Anyone who needs a shower is welcome, she said.

“So people can just walk up,” she said. “We set them up with what they need. We ask them if they have any health concerns.”

Back at the start of the pandemic, the health center staff told their state senator, Julian Cyr, that if they had to close their basement shower, it would be great to have an outdoor shower station. Within a few days, the trailer arrived from the Massachusetts Emergency Management Agency.

Now, visitors can shower three days a week instead of the previous one.

Payne said each person gets toiletries, a towel from the health center’s linen service, and 20 cleansing, comforting minutes.

“We also have Narcan available for people, [and] snacks, food,” she said. “We've been able to really connect with people we couldn't touch before in terms of housing, treatment, all that stuff.”

A professional cleaner was standing by in full virus protection gear to clean the showers between each use.

Payne said she’s proud of how the shower program has grown into a hub of support. The case managers and recovery staff have gotten several of their regulars into drug treatment, a sober house, a shelter, or housing.

“We were like, ‘Oh, my gosh, this has grown into this really awesome thing,’” she said.

Near the shower station, I met Leita Burbank and Joseph Digeloromo, who heard about the showers shortly before they got evicted from their Yarmouth apartment in July. Within a week of losing the apartment, they started coming to the shower station.

“We came over not knowing what to expect, really,” Digeloromo said.

“Yeah, and we had had some issues with addiction as well,” said Burbank.

The couple hadn’t lived in the apartment long, and before that, they bounced around to different homes and lived outside.

They said the people they met through the shower station helped guide them in their recovery and so much more — big things, like getting Burbank into detox, and little things, like letting them charge their phones. And of course, they could see a doctor right on site.

Burbank, who is from Hyannis, needed her Social Security card and birth certificate. They helped with that, too.

“Leah’s helping us get housing that we didn't think was possible,” she said.

“And they ask for nothing in return,” her boyfriend said.

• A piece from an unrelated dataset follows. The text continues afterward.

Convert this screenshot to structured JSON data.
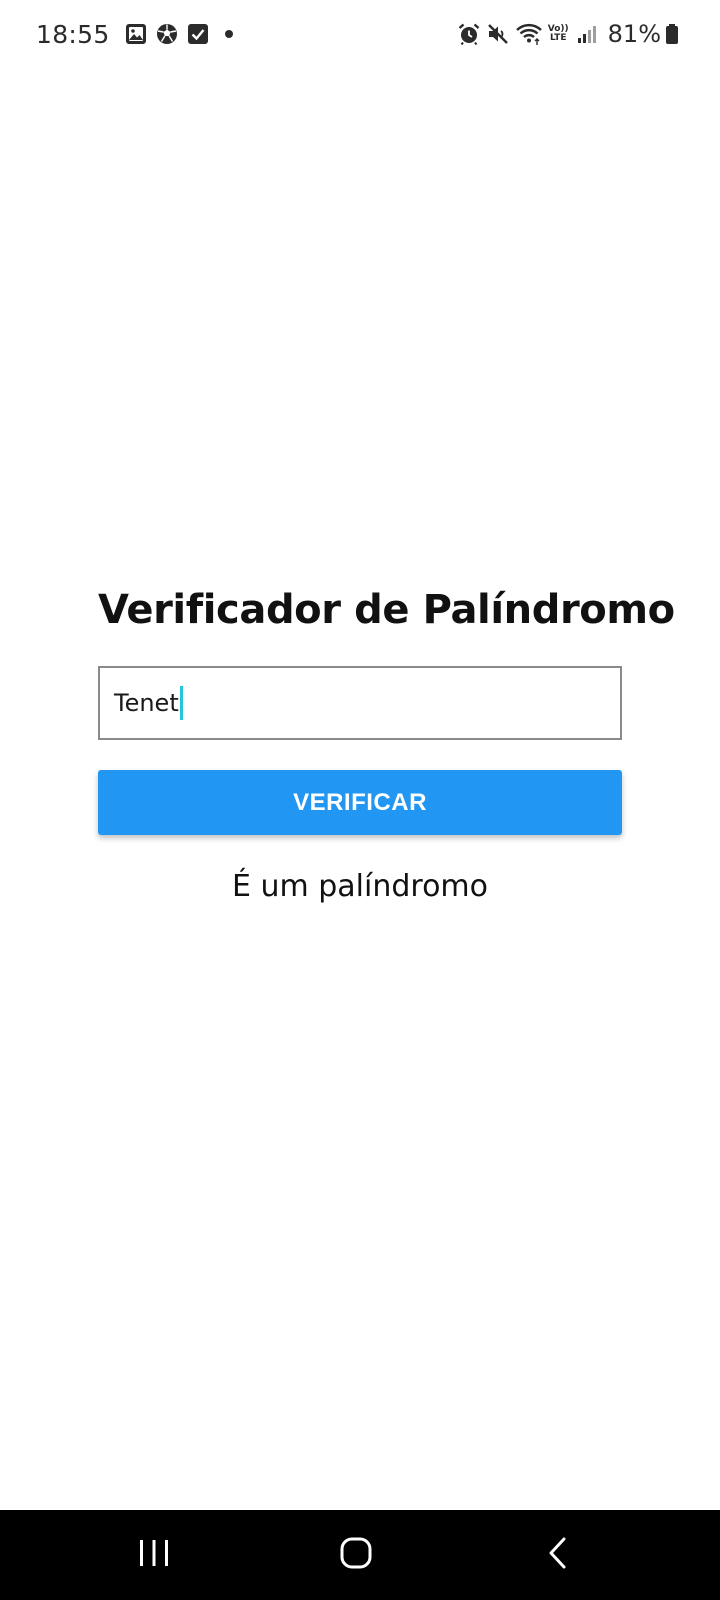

Burbank said all the staff ask of them is that they keep taking the right steps to get where they need to go.

“It helped show us that there are people out there that really care,” Digeloromo said.

They don’t have to shower in the trailer anymore, because they got beds at St. Joseph House shelter.

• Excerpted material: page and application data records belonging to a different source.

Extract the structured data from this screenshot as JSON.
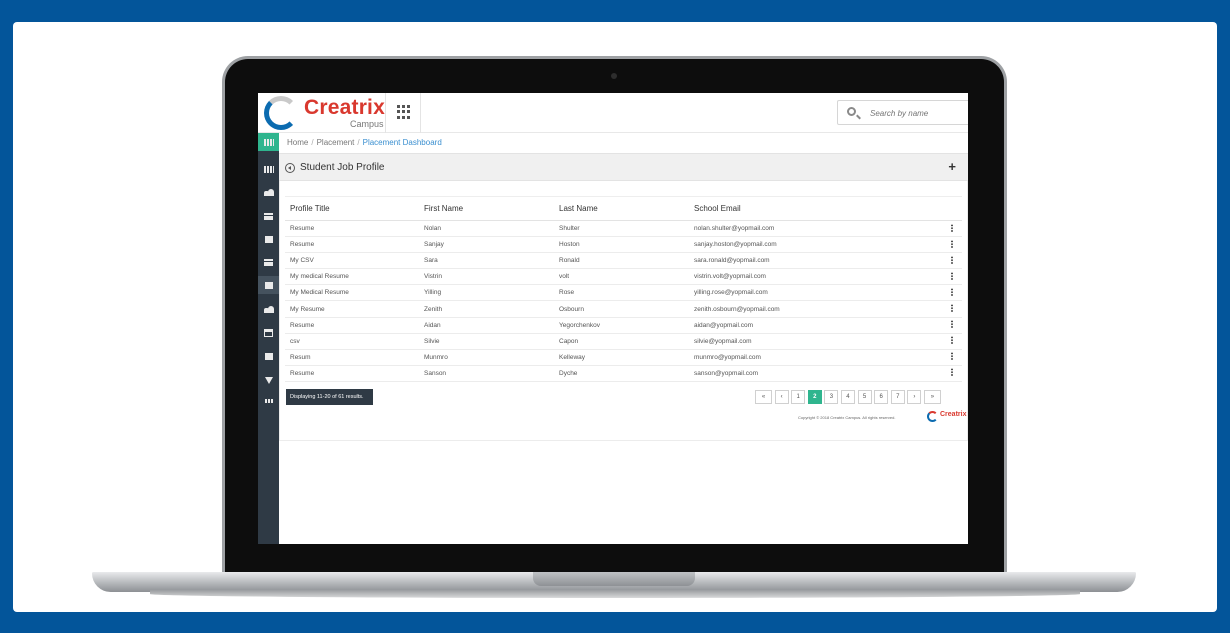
{
  "brand": {
    "name": "Creatrix",
    "sub": "Campus"
  },
  "search": {
    "placeholder": "Search by name"
  },
  "breadcrumb": {
    "items": [
      "Home",
      "Placement"
    ],
    "current": "Placement Dashboard"
  },
  "panel": {
    "title": "Student Job Profile"
  },
  "table": {
    "headers": [
      "Profile Title",
      "First Name",
      "Last Name",
      "School Email"
    ],
    "rows": [
      [
        "Resume",
        "Nolan",
        "Shulter",
        "nolan.shulter@yopmail.com"
      ],
      [
        "Resume",
        "Sanjay",
        "Hoston",
        "sanjay.hoston@yopmail.com"
      ],
      [
        "My CSV",
        "Sara",
        "Ronald",
        "sara.ronald@yopmail.com"
      ],
      [
        "My medical Resume",
        "Vistrin",
        "volt",
        "vistrin.volt@yopmail.com"
      ],
      [
        "My Medical Resume",
        "Yilling",
        "Rose",
        "yilling.rose@yopmail.com"
      ],
      [
        "My Resume",
        "Zenith",
        "Osbourn",
        "zenith.osbourn@yopmail.com"
      ],
      [
        "Resume",
        "Aidan",
        "Yegorchenkov",
        "aidan@yopmail.com"
      ],
      [
        "csv",
        "Silvie",
        "Capon",
        "silvie@yopmail.com"
      ],
      [
        "Resum",
        "Munmro",
        "Kelleway",
        "munmro@yopmail.com"
      ],
      [
        "Resume",
        "Sanson",
        "Dyche",
        "sanson@yopmail.com"
      ]
    ]
  },
  "summary": "Displaying 11-20 of 61 results.",
  "pagination": {
    "first": "«",
    "prev": "‹",
    "pages": [
      "1",
      "2",
      "3",
      "4",
      "5",
      "6",
      "7"
    ],
    "current": "2",
    "next": "›",
    "last": "»"
  },
  "footer": {
    "copyright": "Copyright © 2018 Creatrix Campus. All rights reserved.",
    "logo": "Creatrix"
  },
  "sidebar_icons": [
    "dashboard-icon",
    "columns-icon",
    "users-icon",
    "list-icon",
    "book-icon",
    "list-icon",
    "document-icon",
    "users-icon",
    "calendar-icon",
    "inbox-icon",
    "filter-icon",
    "bars-icon"
  ],
  "colors": {
    "background": "#03559a",
    "accent": "#2fb58e",
    "sidebar": "#2f3a45",
    "brand": "#d9382e",
    "link": "#3a8fd0"
  }
}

Through the shelter, Digeloromo, who grew up in Dennis and Yarmouth, said he got some work as a handyman.

“Ever since we started coming here, our life has improved on almost a daily basis,” he said.

Although this couple is fairly young, Duffy case manager Cathleen Finn said many who use the showers are in their late 40s or early 50s and have been homeless a long time.

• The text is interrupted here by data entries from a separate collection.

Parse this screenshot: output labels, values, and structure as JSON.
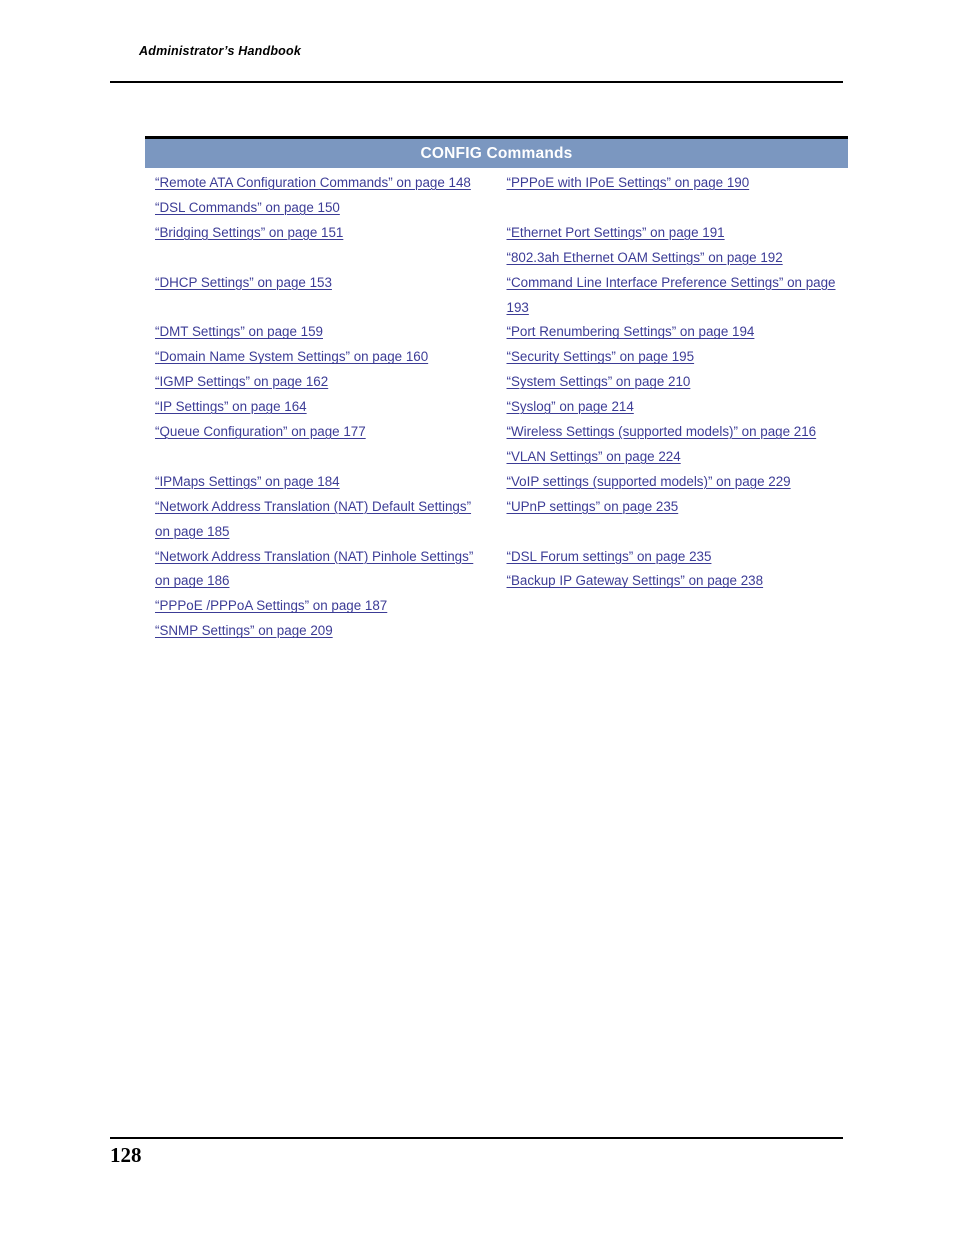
{
  "header": {
    "running_head": "Administrator’s Handbook"
  },
  "banner": {
    "title": "CONFIG Commands",
    "background_color": "#7b97c0",
    "text_color": "#ffffff"
  },
  "link_color": "#3c3c96",
  "toc": {
    "left_column": [
      {
        "type": "link",
        "text": "“Remote ATA Configuration Commands” on page 148"
      },
      {
        "type": "link",
        "text": "“DSL Commands” on page 150"
      },
      {
        "type": "link",
        "text": "“Bridging Settings” on page 151"
      },
      {
        "type": "spacer",
        "text": ""
      },
      {
        "type": "link",
        "text": "“DHCP Settings” on page 153"
      },
      {
        "type": "spacer",
        "text": ""
      },
      {
        "type": "link",
        "text": "“DMT Settings” on page 159"
      },
      {
        "type": "link",
        "text": "“Domain Name System Settings” on page 160"
      },
      {
        "type": "link",
        "text": "“IGMP Settings” on page 162"
      },
      {
        "type": "link",
        "text": "“IP Settings” on page 164"
      },
      {
        "type": "link",
        "text": "“Queue Configuration” on page 177"
      },
      {
        "type": "spacer",
        "text": ""
      },
      {
        "type": "link",
        "text": "“IPMaps Settings” on page 184"
      },
      {
        "type": "link",
        "text": "“Network Address Translation (NAT) Default Settings” on page 185"
      },
      {
        "type": "link",
        "text": "“Network Address Translation (NAT) Pinhole Settings” on page 186"
      },
      {
        "type": "link",
        "text": "“PPPoE /PPPoA Settings” on page 187"
      },
      {
        "type": "link",
        "text": "“SNMP Settings” on page 209"
      }
    ],
    "right_column": [
      {
        "type": "link",
        "text": "“PPPoE with IPoE Settings” on page 190"
      },
      {
        "type": "spacer",
        "text": ""
      },
      {
        "type": "link",
        "text": "“Ethernet Port Settings” on page 191"
      },
      {
        "type": "link",
        "text": "“802.3ah Ethernet OAM Settings” on page 192"
      },
      {
        "type": "link",
        "text": "“Command Line Interface Preference Settings” on page 193"
      },
      {
        "type": "link",
        "text": "“Port Renumbering Settings” on page 194"
      },
      {
        "type": "link",
        "text": "“Security Settings” on page 195"
      },
      {
        "type": "link",
        "text": "“System Settings” on page 210"
      },
      {
        "type": "link",
        "text": "“Syslog” on page 214"
      },
      {
        "type": "link",
        "text": "“Wireless Settings (supported models)” on page 216"
      },
      {
        "type": "link",
        "text": "“VLAN Settings” on page 224"
      },
      {
        "type": "link",
        "text": "“VoIP settings (supported models)” on page 229"
      },
      {
        "type": "link",
        "text": "“UPnP settings” on page 235"
      },
      {
        "type": "spacer",
        "text": ""
      },
      {
        "type": "link",
        "text": "“DSL Forum settings” on page 235"
      },
      {
        "type": "link",
        "text": "“Backup IP Gateway Settings” on page 238"
      }
    ]
  },
  "footer": {
    "page_number": "128"
  }
}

“So we have people that have been out in the woods for many, many years,” she said. “They're all getting older.”

Finn can see the difference in the way they carry themselves as soon as they step out of the trailer.

“And they come out feeling so much more human,” she said. “I've had people actually have tears in their eyes, saying, ‘I have not had a shower in so long, and it feels so good.’”

The staff say that in a world more focused than ever on measuring success, sometimes giving someone the chance to see a doctor with dignity, or to take a warm shower, really is enough.

Jennette Barnes is a reporter and producer. Named a Master Reporter by the New England Society of News Editors, she brings more than 20 years of news experience to CAI.